An arrest is the taking of a person into custody in the manner authorized by law and may be made by a peace officer (cop) or a private person. When probable cause exists, an officer may arrest you. This can be done through a previously obtained arrest warrant, right after the alleged crime occurred, and in some cases, when the officer believes a crime is about to occur. Upon arrest, the police are required by law to read you your rights (Miranda). Your Miranda rights include the right to remain silent. EXERCISE THIS RIGHT and be quiet! Anything you say, even if you do not believe it is incriminating, can and will be used against you!
Once a person is arrested, the police will conduct a search for contraband to secure officer safety and to create an inventory of items so things do not go missing. If you were arrested without a warrant and were not released on bail, you should be brought before a magistrate within 48 hours for the judge to determine if there was probable cause and if the bail amount is appropriate. After this, the prosecution must file a criminal complaint.

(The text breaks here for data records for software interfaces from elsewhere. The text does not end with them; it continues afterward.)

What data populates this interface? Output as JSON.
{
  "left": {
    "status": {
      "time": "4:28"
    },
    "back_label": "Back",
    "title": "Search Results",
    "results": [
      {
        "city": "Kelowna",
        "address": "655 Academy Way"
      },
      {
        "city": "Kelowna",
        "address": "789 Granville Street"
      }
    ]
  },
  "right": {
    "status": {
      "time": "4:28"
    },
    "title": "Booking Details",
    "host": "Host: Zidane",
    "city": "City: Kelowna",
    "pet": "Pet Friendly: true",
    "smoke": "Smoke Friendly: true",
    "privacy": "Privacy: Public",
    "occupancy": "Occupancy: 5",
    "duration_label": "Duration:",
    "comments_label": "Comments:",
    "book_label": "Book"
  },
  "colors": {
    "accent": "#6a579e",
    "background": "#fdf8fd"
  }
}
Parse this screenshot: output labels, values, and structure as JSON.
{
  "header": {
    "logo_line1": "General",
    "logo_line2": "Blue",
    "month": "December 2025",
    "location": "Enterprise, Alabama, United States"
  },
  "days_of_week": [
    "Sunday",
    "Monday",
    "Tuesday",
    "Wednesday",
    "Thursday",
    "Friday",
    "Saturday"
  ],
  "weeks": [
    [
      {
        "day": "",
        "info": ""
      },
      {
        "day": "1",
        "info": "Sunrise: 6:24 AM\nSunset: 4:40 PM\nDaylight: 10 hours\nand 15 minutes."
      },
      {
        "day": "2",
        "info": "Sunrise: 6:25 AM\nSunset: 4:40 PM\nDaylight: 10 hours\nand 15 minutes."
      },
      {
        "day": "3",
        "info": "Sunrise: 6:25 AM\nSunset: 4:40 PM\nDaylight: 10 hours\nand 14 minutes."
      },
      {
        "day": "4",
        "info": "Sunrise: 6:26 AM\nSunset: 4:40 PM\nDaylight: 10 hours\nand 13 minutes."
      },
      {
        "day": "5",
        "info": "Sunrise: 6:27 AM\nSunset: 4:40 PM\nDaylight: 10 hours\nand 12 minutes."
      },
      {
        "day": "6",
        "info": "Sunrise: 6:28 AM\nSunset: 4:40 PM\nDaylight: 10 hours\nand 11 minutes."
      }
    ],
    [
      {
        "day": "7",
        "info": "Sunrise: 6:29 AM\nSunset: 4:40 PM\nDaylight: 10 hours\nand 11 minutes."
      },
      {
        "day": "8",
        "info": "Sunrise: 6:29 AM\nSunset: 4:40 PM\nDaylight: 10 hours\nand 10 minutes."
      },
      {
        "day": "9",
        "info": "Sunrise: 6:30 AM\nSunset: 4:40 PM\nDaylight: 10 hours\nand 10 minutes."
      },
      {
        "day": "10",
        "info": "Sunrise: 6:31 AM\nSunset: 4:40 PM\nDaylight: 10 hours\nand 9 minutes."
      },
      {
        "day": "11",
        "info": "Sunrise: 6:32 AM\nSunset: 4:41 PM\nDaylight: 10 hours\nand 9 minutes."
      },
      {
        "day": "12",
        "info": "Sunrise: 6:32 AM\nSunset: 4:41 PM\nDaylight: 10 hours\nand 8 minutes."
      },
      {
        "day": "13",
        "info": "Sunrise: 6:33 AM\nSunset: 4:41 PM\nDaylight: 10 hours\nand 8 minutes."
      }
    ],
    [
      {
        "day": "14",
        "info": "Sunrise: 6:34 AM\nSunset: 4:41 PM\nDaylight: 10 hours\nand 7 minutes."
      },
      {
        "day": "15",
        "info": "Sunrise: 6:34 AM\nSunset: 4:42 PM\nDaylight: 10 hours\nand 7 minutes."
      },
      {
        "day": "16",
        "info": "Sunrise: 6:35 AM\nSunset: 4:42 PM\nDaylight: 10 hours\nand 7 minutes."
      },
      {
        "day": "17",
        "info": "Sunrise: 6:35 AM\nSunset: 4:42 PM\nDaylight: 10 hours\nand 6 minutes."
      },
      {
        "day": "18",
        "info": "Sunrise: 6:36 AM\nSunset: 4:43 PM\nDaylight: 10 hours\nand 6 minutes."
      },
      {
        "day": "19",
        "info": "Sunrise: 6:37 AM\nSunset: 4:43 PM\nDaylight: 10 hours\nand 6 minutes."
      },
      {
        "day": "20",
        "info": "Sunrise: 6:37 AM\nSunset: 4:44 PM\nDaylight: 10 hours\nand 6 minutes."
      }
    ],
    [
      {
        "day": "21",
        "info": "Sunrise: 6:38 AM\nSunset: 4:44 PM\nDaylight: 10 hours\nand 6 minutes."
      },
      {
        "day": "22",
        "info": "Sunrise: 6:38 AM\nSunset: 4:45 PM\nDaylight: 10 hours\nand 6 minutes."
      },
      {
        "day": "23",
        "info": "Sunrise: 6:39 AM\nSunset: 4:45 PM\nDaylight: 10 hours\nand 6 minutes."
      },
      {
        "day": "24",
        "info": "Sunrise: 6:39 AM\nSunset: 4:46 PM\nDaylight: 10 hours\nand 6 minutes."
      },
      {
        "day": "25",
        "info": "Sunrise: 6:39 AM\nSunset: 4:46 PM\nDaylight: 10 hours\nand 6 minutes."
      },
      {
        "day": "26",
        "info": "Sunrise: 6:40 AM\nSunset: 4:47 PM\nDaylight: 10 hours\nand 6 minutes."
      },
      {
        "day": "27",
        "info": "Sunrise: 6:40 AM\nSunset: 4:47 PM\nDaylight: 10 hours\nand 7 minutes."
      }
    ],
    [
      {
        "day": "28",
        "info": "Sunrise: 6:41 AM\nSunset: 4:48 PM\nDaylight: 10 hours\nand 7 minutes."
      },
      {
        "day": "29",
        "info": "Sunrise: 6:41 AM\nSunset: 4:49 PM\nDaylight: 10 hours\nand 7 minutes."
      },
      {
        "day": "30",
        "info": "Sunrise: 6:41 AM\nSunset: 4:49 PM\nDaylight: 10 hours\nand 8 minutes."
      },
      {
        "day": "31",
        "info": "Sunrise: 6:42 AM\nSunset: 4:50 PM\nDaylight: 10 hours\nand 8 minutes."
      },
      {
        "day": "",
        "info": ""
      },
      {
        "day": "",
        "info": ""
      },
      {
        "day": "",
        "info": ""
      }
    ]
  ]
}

A criminal complaint is the document listing the charges, the alleged victim, the date the alleged crime occurred, the location of the alleged crime, and the court presiding over the matter.